Here’s exactly what we should make of it…
They are right.
They are right to want privacy. They are right to want to keep their personal lives walled off from anyone from nosy neighbors to potential thieves to, well, Matt Richtel. They should lock their doors and lock down their information. They are right not to want you to know where they live, with whom they live, or how much they spend. They’re right to want to plug a cork in the social media champagne bottle we’ve shaken up in our blind celebration of glass houses.
They are right not to want to toss the floor planks that represent their last hint of personal privacy into the social media wood chipper. They are right in their unwillingness to give in to the seeming inevitability of the internet sharing machine. Do you really think it’s a coincidence that most of the buttons you press on the web are labeled with the word submit?

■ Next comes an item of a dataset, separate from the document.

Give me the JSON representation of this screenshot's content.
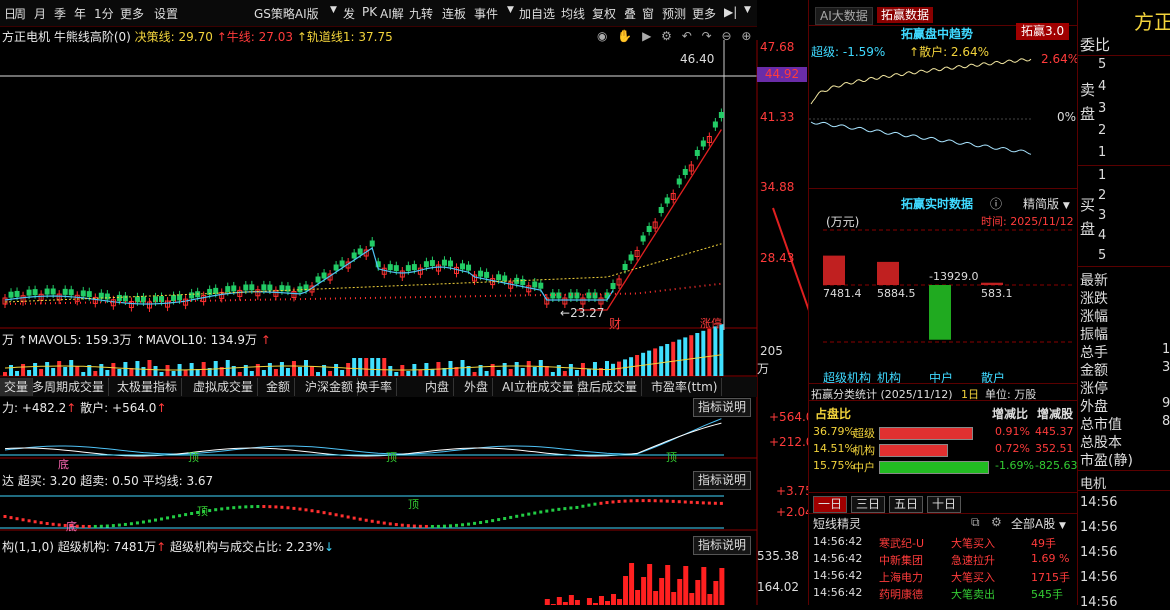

The folks who have hit it big in the tech business don’t submit because it’s crazy to submit. They see through the transparency. No one knows the prizes and pitfalls of this era better than they do. And they know the trade-off is not worth it.
Yes, there is an almost hilarious hypocrisy of seeing marketers of the message that information wants to be free sitting on the porch with a shotgun telling you kids to get off their lawn.

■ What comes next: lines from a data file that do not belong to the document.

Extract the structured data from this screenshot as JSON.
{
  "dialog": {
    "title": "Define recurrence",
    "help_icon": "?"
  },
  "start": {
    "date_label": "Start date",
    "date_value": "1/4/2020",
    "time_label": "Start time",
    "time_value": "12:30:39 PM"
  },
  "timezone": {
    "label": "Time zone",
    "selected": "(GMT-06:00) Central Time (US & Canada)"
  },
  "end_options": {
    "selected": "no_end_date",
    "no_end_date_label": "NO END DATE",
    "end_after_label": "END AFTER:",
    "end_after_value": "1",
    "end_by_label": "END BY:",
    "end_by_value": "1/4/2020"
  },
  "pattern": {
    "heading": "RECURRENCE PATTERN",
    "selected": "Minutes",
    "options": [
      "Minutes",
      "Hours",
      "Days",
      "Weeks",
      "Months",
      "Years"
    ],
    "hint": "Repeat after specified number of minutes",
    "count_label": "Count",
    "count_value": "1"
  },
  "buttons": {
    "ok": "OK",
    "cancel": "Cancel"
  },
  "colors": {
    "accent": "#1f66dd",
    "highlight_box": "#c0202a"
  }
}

But don’t focus on the hypocrisy. Focus on the fact that they’re still right. It’s their goddamn lawn. Their business is their business. And yours is yours.
So you should follow their lead. Don’t do what they say. Do what they do. Better yet, do what they NDA.
But first you have to care. Tech companies know that the bad stories come and go. They know they’ve got you hooked. And I know that’s it’s not all about making an active decision to share. An increasing amount of your data is out there through no doing of your own and ends up in the wrong hands because Equifax or some other corporation leaves the latch open on the front door. But when it comes to stories like the one about Facebook and Cambridge Analytica, you’re willingly handing your information over.
There’s a pretty simple rule: never share anything on any site anywhere on the internet regardless of any privacy settings unless you are willing to accept that the data might one day be public.